Information shown START
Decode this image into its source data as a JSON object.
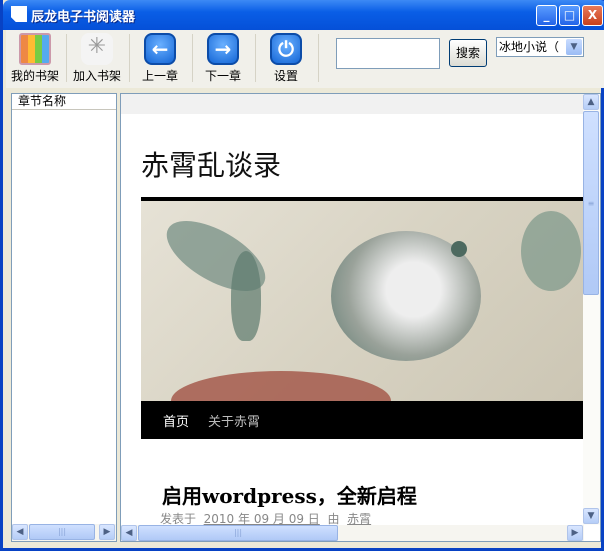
{
  "window": {
    "title": "辰龙电子书阅读器",
    "minimize": "_",
    "maximize": "□",
    "close": "X"
  },
  "toolbar": {
    "items": [
      {
        "label": "我的书架",
        "icon": "bookshelf-icon"
      },
      {
        "label": "加入书架",
        "icon": "add-shelf-icon"
      },
      {
        "label": "上一章",
        "icon": "arrow-left-icon"
      },
      {
        "label": "下一章",
        "icon": "arrow-right-icon"
      },
      {
        "label": "设置",
        "icon": "power-icon"
      }
    ],
    "search_value": "",
    "search_label": "搜索",
    "source_selected": "冰地小说（"
  },
  "chapters": {
    "header": "章节名称"
  },
  "page": {
    "site_title": "赤霄乱谈录",
    "nav": [
      "首页",
      "关于赤霄"
    ],
    "post_title": "启用wordpress，全新启程",
    "meta_prefix": "发表于",
    "meta_date": "2010 年 09 月 09 日",
    "meta_by": "由",
    "meta_author": "赤霄"
  }
}
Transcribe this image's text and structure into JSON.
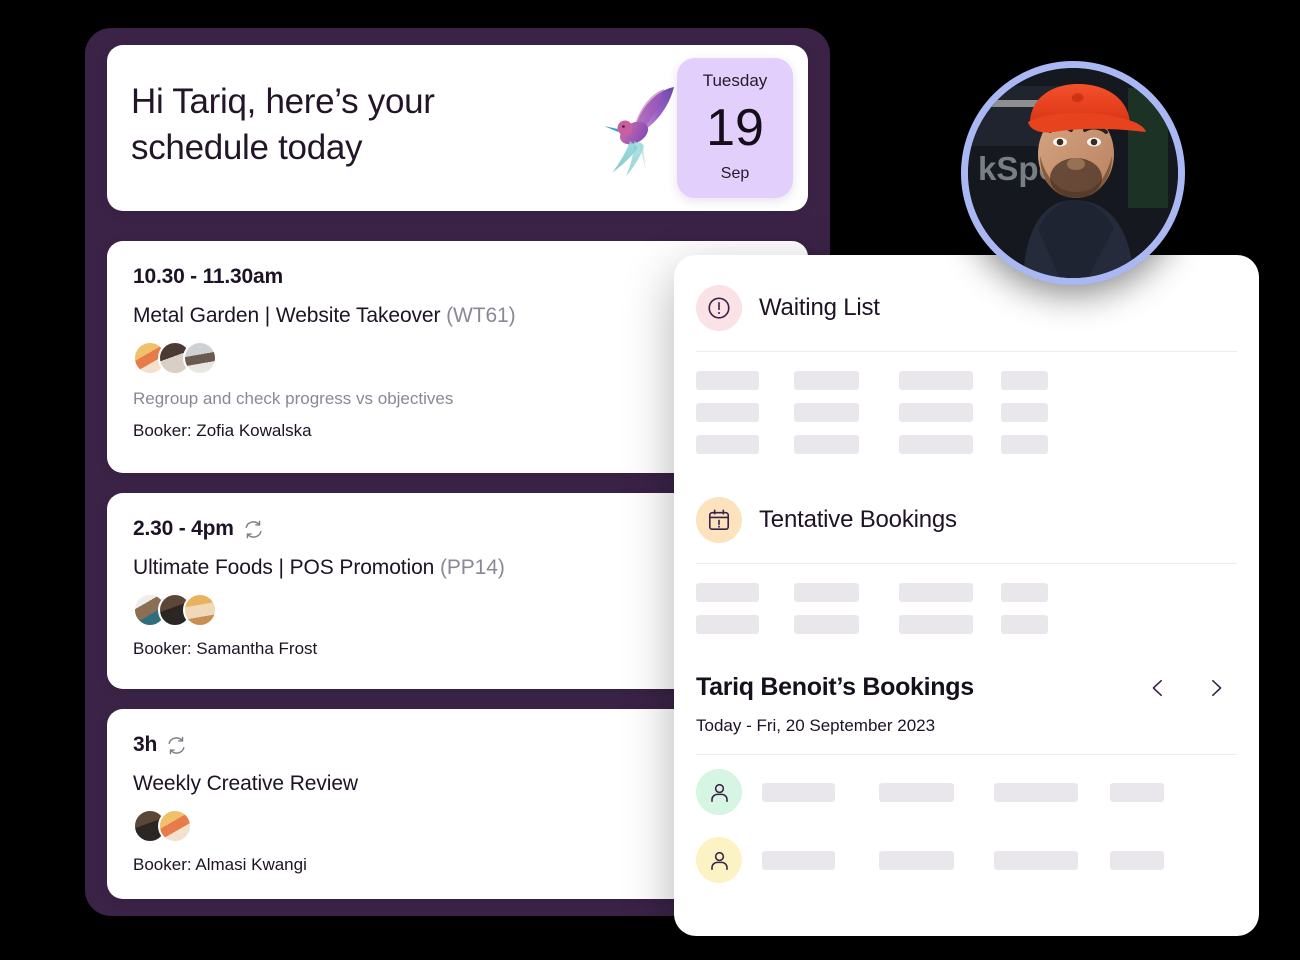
{
  "greeting": {
    "title": "Hi Tariq, here’s your schedule today",
    "bird_icon": "hummingbird-icon",
    "date": {
      "weekday": "Tuesday",
      "day": "19",
      "month": "Sep"
    }
  },
  "bookings": [
    {
      "time": "10.30 - 11.30am",
      "recurring": false,
      "title": "Metal Garden | Website Takeover ",
      "ref": "(WT61)",
      "attendee_count": 3,
      "description": "Regroup and check progress vs objectives",
      "booker": "Booker: Zofia Kowalska"
    },
    {
      "time": "2.30 - 4pm",
      "recurring": true,
      "title": "Ultimate Foods | POS Promotion ",
      "ref": "(PP14)",
      "attendee_count": 3,
      "description": "",
      "booker": "Booker: Samantha Frost"
    },
    {
      "time": "3h",
      "recurring": true,
      "title": "Weekly Creative Review",
      "ref": "",
      "attendee_count": 2,
      "description": "",
      "booker": "Booker: Almasi Kwangi"
    }
  ],
  "panel": {
    "waiting_list": {
      "label": "Waiting List",
      "icon": "alert-circle-icon",
      "icon_bg": "#FBE2E6",
      "icon_color": "#3B2347",
      "skeleton_rows": 3,
      "skeleton_widths": [
        63,
        65,
        74,
        47
      ]
    },
    "tentative": {
      "label": "Tentative Bookings",
      "icon": "calendar-alert-icon",
      "icon_bg": "#FCE3BE",
      "icon_color": "#3B2347",
      "skeleton_rows": 2,
      "skeleton_widths": [
        63,
        65,
        74,
        47
      ]
    },
    "bookings_section": {
      "title": "Tariq Benoit’s Bookings",
      "subtitle": "Today - Fri, 20 September 2023",
      "prev_icon": "chevron-left-icon",
      "next_icon": "chevron-right-icon",
      "rows": [
        {
          "avatar_icon": "user-icon",
          "avatar_bg": "#D6F5E3",
          "skeleton_widths": [
            63,
            65,
            74,
            47
          ]
        },
        {
          "avatar_icon": "user-icon",
          "avatar_bg": "#FBF3C4",
          "skeleton_widths": [
            63,
            65,
            74,
            47
          ]
        }
      ]
    }
  },
  "profile": {
    "icon": "user-photo",
    "ring_color": "#A9B7F2"
  },
  "colors": {
    "shell": "#3B2347",
    "date_badge": "#E3CFFB",
    "skeleton": "#E9E7EC"
  }
}
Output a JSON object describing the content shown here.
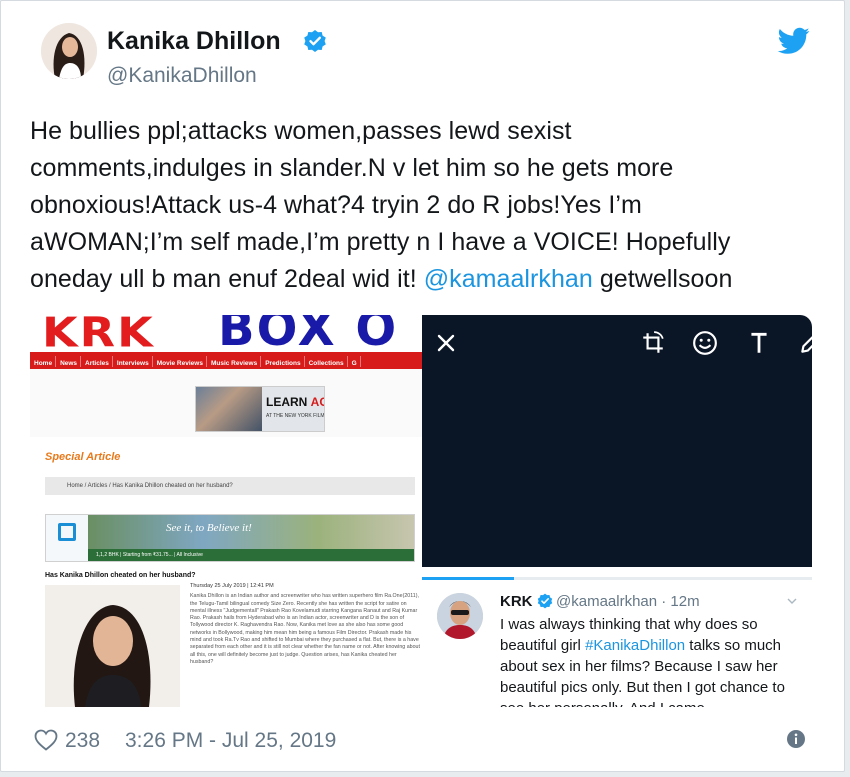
{
  "tweet": {
    "author": {
      "name": "Kanika Dhillon",
      "handle": "@KanikaDhillon",
      "verified": true
    },
    "text_lines": [
      "He bullies ppl;attacks women,passes lewd sexist",
      "comments,indulges in slander.N v let him so he gets more",
      "obnoxious!Attack us-4 what?4 tryin 2 do R jobs!Yes I’m",
      "aWOMAN;I’m self made,I’m pretty n I have a VOICE! Hopefully"
    ],
    "last_line_prefix": "oneday ull b man enuf 2deal wid it! ",
    "mention": "@kamaalrkhan",
    "last_line_suffix": " getwellsoon",
    "likes": "238",
    "timestamp": "3:26 PM - Jul 25, 2019"
  },
  "screenshot_left": {
    "logo_left": "KRK",
    "logo_right": "BOX O",
    "nav_items": [
      "Home",
      "News",
      "Articles",
      "Interviews",
      "Movie Reviews",
      "Music Reviews",
      "Predictions",
      "Collections",
      "G"
    ],
    "ad1_title_a": "LEARN ",
    "ad1_title_b": "ACTING",
    "ad1_sub": "AT THE NEW YORK FILM",
    "section_title": "Special Article",
    "breadcrumb": "Home / Articles / Has Kanika Dhillon cheated on her husband?",
    "ad2_tagline": "See it, to Believe it!",
    "ad2_bar": "1,1,2 BHK  |  Starting from ₹31.75...  |  All Inclusive",
    "headline": "Has Kanika Dhillon cheated on her husband?",
    "date": "Thursday 25 July 2019 | 12:41 PM",
    "body": "Kanika Dhillon is an Indian author and screenwriter who has written superhero film Ra.One(2011), the Telugu-Tamil bilingual comedy Size Zero. Recently she has written the script for satire on mental illness \"Judgementall\" Prakash Rao Kovelamudi starring Kangana Ranaut and Raj Kumar Rao. Prakash hails from Hyderabad who is an Indian actor, screenwriter and D is the son of Tollywood director K. Raghavendra Rao. Now, Kanika met love as she also has some good networks in Bollywood, making him mean him being a famous Film Director. Prakash made his mind and took Ra.Tv Rao and shifted to Mumbai where they purchased a flat. But, there is a have separated from each other and it is still not clear whether the fan name or not. After knowing about all this, one will definitely become just to judge. Question arises, has Kanika cheated her husband?"
  },
  "screenshot_right": {
    "quoted_tweet": {
      "name": "KRK",
      "handle": "@kamaalrkhan · 12m",
      "text_a": "I was always thinking that why does so beautiful girl ",
      "hashtag": "#KanikaDhillon",
      "text_b": " talks so much about sex in her films? Because I saw her beautiful pics only. But then I got chance to see her personally. And I came"
    }
  },
  "colors": {
    "twitter_blue": "#1da1f2",
    "link_blue": "#1b95e0",
    "secondary_text": "#657786",
    "krk_red": "#d71b1b"
  }
}
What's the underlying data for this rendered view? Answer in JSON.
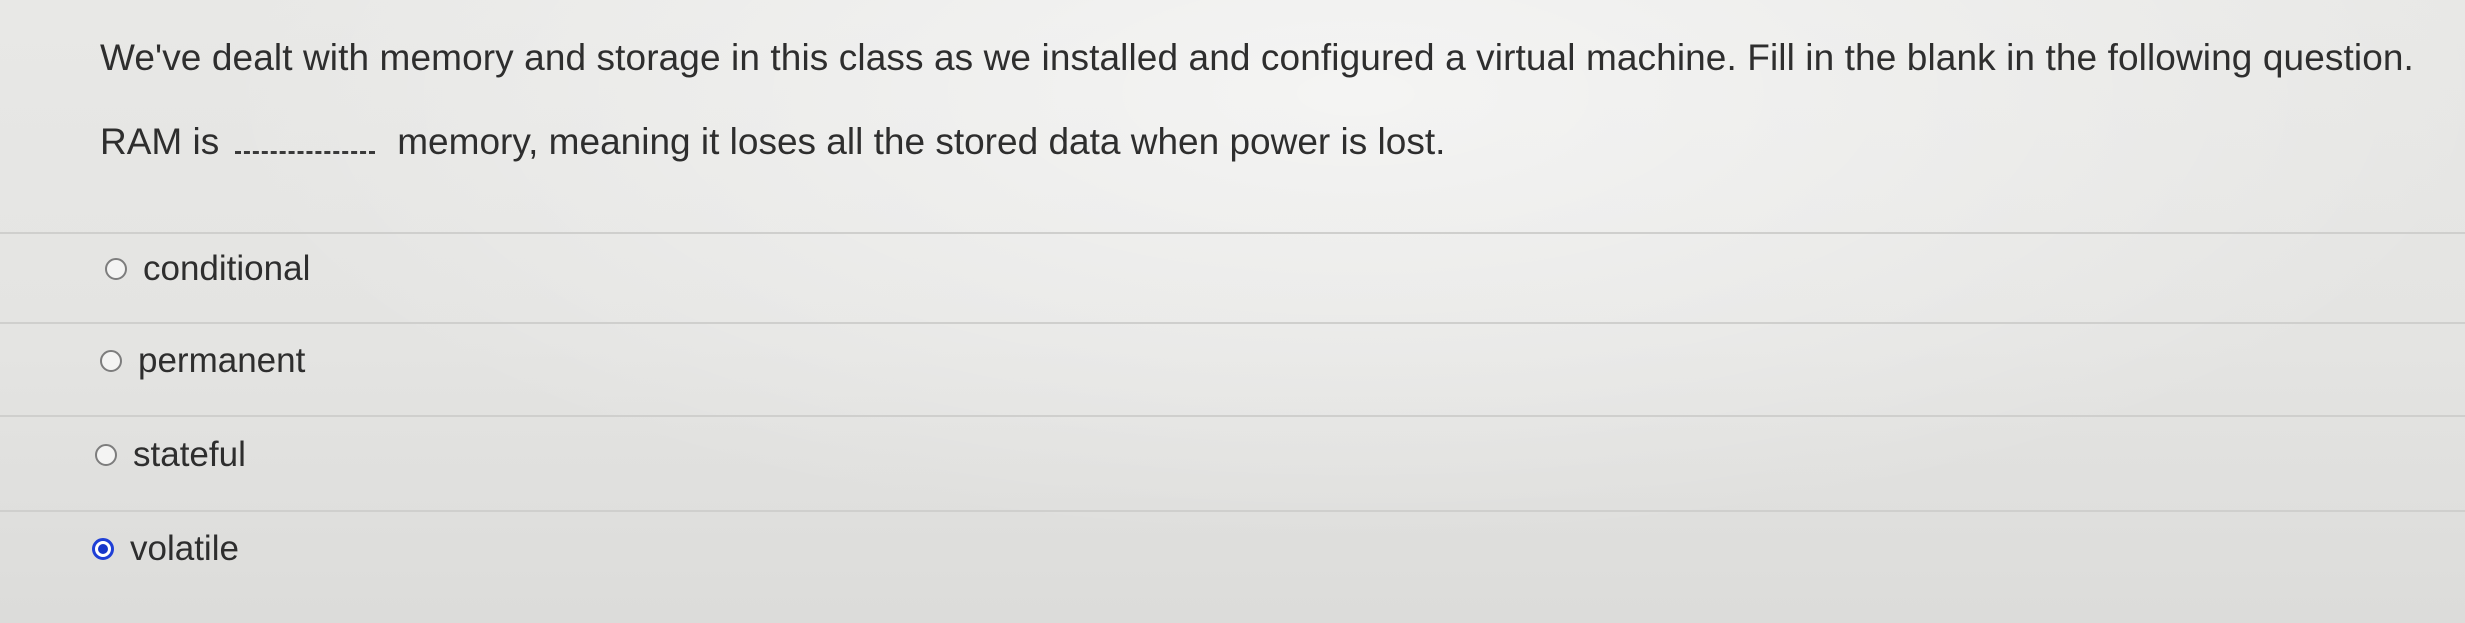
{
  "quiz": {
    "prompt": "We've dealt with memory and storage in this class as we installed and configured a virtual machine. Fill in the blank in the following question.",
    "question_before": "RAM is",
    "question_after": "memory, meaning it loses all the stored data when power is lost.",
    "options": [
      {
        "label": "conditional",
        "selected": false
      },
      {
        "label": "permanent",
        "selected": false
      },
      {
        "label": "stateful",
        "selected": false
      },
      {
        "label": "volatile",
        "selected": true
      }
    ],
    "selected_color": "#1736c9"
  }
}
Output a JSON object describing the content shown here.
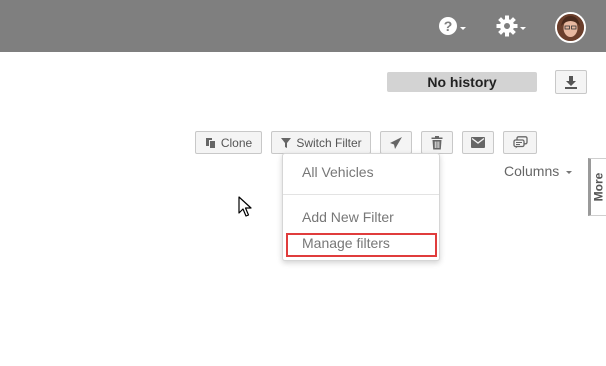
{
  "topbar": {
    "help_icon": "question-circle-icon",
    "settings_icon": "gear-icon",
    "avatar": "user-avatar",
    "background_color": "#7f7f7f"
  },
  "history": {
    "label": "No history"
  },
  "download": {
    "icon": "download-icon"
  },
  "toolbar": {
    "clone_label": "Clone",
    "switch_filter_label": "Switch Filter",
    "icons": [
      "copy-icon",
      "filter-icon",
      "send-icon",
      "trash-icon",
      "envelope-icon",
      "comments-icon"
    ]
  },
  "columns": {
    "label": "Columns"
  },
  "side_tab": {
    "label": "More"
  },
  "filter_menu": {
    "items": [
      {
        "label": "All Vehicles"
      },
      {
        "label": "Add New Filter"
      },
      {
        "label": "Manage filters"
      }
    ],
    "highlight_color": "#e03c3c"
  }
}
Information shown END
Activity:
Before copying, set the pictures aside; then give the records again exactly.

Answer box:
Decode this image into its source data as a JSON object.
{
  "window": {
    "title": "辰龙电子书阅读器",
    "minimize": "_",
    "maximize": "□",
    "close": "X"
  },
  "toolbar": {
    "items": [
      {
        "label": "我的书架",
        "icon": "bookshelf-icon"
      },
      {
        "label": "加入书架",
        "icon": "add-shelf-icon"
      },
      {
        "label": "上一章",
        "icon": "arrow-left-icon"
      },
      {
        "label": "下一章",
        "icon": "arrow-right-icon"
      },
      {
        "label": "设置",
        "icon": "power-icon"
      }
    ],
    "search_value": "",
    "search_label": "搜索",
    "source_selected": "冰地小说（"
  },
  "chapters": {
    "header": "章节名称"
  },
  "page": {
    "site_title": "赤霄乱谈录",
    "nav": [
      "首页",
      "关于赤霄"
    ],
    "post_title": "启用wordpress，全新启程",
    "meta_prefix": "发表于",
    "meta_date": "2010 年 09 月 09 日",
    "meta_by": "由",
    "meta_author": "赤霄"
  }
}
Transcribe this image's text and structure into JSON.
{
  "greeting": {
    "title": "Hi Tariq, here’s your schedule today",
    "bird_icon": "hummingbird-icon",
    "date": {
      "weekday": "Tuesday",
      "day": "19",
      "month": "Sep"
    }
  },
  "bookings": [
    {
      "time": "10.30 - 11.30am",
      "recurring": false,
      "title": "Metal Garden | Website Takeover ",
      "ref": "(WT61)",
      "attendee_count": 3,
      "description": "Regroup and check progress vs objectives",
      "booker": "Booker: Zofia Kowalska"
    },
    {
      "time": "2.30 - 4pm",
      "recurring": true,
      "title": "Ultimate Foods | POS Promotion ",
      "ref": "(PP14)",
      "attendee_count": 3,
      "description": "",
      "booker": "Booker: Samantha Frost"
    },
    {
      "time": "3h",
      "recurring": true,
      "title": "Weekly Creative Review",
      "ref": "",
      "attendee_count": 2,
      "description": "",
      "booker": "Booker: Almasi Kwangi"
    }
  ],
  "panel": {
    "waiting_list": {
      "label": "Waiting List",
      "icon": "alert-circle-icon",
      "icon_bg": "#FBE2E6",
      "icon_color": "#3B2347",
      "skeleton_rows": 3,
      "skeleton_widths": [
        63,
        65,
        74,
        47
      ]
    },
    "tentative": {
      "label": "Tentative Bookings",
      "icon": "calendar-alert-icon",
      "icon_bg": "#FCE3BE",
      "icon_color": "#3B2347",
      "skeleton_rows": 2,
      "skeleton_widths": [
        63,
        65,
        74,
        47
      ]
    },
    "bookings_section": {
      "title": "Tariq Benoit’s Bookings",
      "subtitle": "Today - Fri, 20 September 2023",
      "prev_icon": "chevron-left-icon",
      "next_icon": "chevron-right-icon",
      "rows": [
        {
          "avatar_icon": "user-icon",
          "avatar_bg": "#D6F5E3",
          "skeleton_widths": [
            63,
            65,
            74,
            47
          ]
        },
        {
          "avatar_icon": "user-icon",
          "avatar_bg": "#FBF3C4",
          "skeleton_widths": [
            63,
            65,
            74,
            47
          ]
        }
      ]
    }
  },
  "profile": {
    "icon": "user-photo",
    "ring_color": "#A9B7F2"
  },
  "colors": {
    "shell": "#3B2347",
    "date_badge": "#E3CFFB",
    "skeleton": "#E9E7EC"
  }
}
Output a JSON object describing the content shown here.
{
  "tweet": {
    "author": {
      "name": "Kanika Dhillon",
      "handle": "@KanikaDhillon",
      "verified": true
    },
    "text_lines": [
      "He bullies ppl;attacks women,passes lewd sexist",
      "comments,indulges in slander.N v let him so he gets more",
      "obnoxious!Attack us-4 what?4 tryin 2 do R jobs!Yes I’m",
      "aWOMAN;I’m self made,I’m pretty n I have a VOICE! Hopefully"
    ],
    "last_line_prefix": "oneday ull b man enuf 2deal wid it! ",
    "mention": "@kamaalrkhan",
    "last_line_suffix": " getwellsoon",
    "likes": "238",
    "timestamp": "3:26 PM - Jul 25, 2019"
  },
  "screenshot_left": {
    "logo_left": "KRK",
    "logo_right": "BOX O",
    "nav_items": [
      "Home",
      "News",
      "Articles",
      "Interviews",
      "Movie Reviews",
      "Music Reviews",
      "Predictions",
      "Collections",
      "G"
    ],
    "ad1_title_a": "LEARN ",
    "ad1_title_b": "ACTING",
    "ad1_sub": "AT THE NEW YORK FILM",
    "section_title": "Special Article",
    "breadcrumb": "Home / Articles / Has Kanika Dhillon cheated on her husband?",
    "ad2_tagline": "See it, to Believe it!",
    "ad2_bar": "1,1,2 BHK  |  Starting from ₹31.75...  |  All Inclusive",
    "headline": "Has Kanika Dhillon cheated on her husband?",
    "date": "Thursday 25 July 2019 | 12:41 PM",
    "body": "Kanika Dhillon is an Indian author and screenwriter who has written superhero film Ra.One(2011), the Telugu-Tamil bilingual comedy Size Zero. Recently she has written the script for satire on mental illness \"Judgementall\" Prakash Rao Kovelamudi starring Kangana Ranaut and Raj Kumar Rao. Prakash hails from Hyderabad who is an Indian actor, screenwriter and D is the son of Tollywood director K. Raghavendra Rao. Now, Kanika met love as she also has some good networks in Bollywood, making him mean him being a famous Film Director. Prakash made his mind and took Ra.Tv Rao and shifted to Mumbai where they purchased a flat. But, there is a have separated from each other and it is still not clear whether the fan name or not. After knowing about all this, one will definitely become just to judge. Question arises, has Kanika cheated her husband?"
  },
  "screenshot_right": {
    "quoted_tweet": {
      "name": "KRK",
      "handle": "@kamaalrkhan · 12m",
      "text_a": "I was always thinking that why does so beautiful girl ",
      "hashtag": "#KanikaDhillon",
      "text_b": " talks so much about sex in her films? Because I saw her beautiful pics only. But then I got chance to see her personally. And I came"
    }
  },
  "colors": {
    "twitter_blue": "#1da1f2",
    "link_blue": "#1b95e0",
    "secondary_text": "#657786",
    "krk_red": "#d71b1b"
  }
}
What's the underlying data for this rendered view? Answer in JSON.
{
  "quiz": {
    "prompt": "We've dealt with memory and storage in this class as we installed and configured a virtual machine. Fill in the blank in the following question.",
    "question_before": "RAM is",
    "question_after": "memory, meaning it loses all the stored data when power is lost.",
    "options": [
      {
        "label": "conditional",
        "selected": false
      },
      {
        "label": "permanent",
        "selected": false
      },
      {
        "label": "stateful",
        "selected": false
      },
      {
        "label": "volatile",
        "selected": true
      }
    ],
    "selected_color": "#1736c9"
  }
}
Output a JSON object describing the content shown here.
{
  "topbar": {
    "help_icon": "question-circle-icon",
    "settings_icon": "gear-icon",
    "avatar": "user-avatar",
    "background_color": "#7f7f7f"
  },
  "history": {
    "label": "No history"
  },
  "download": {
    "icon": "download-icon"
  },
  "toolbar": {
    "clone_label": "Clone",
    "switch_filter_label": "Switch Filter",
    "icons": [
      "copy-icon",
      "filter-icon",
      "send-icon",
      "trash-icon",
      "envelope-icon",
      "comments-icon"
    ]
  },
  "columns": {
    "label": "Columns"
  },
  "side_tab": {
    "label": "More"
  },
  "filter_menu": {
    "items": [
      {
        "label": "All Vehicles"
      },
      {
        "label": "Add New Filter"
      },
      {
        "label": "Manage filters"
      }
    ],
    "highlight_color": "#e03c3c"
  }
}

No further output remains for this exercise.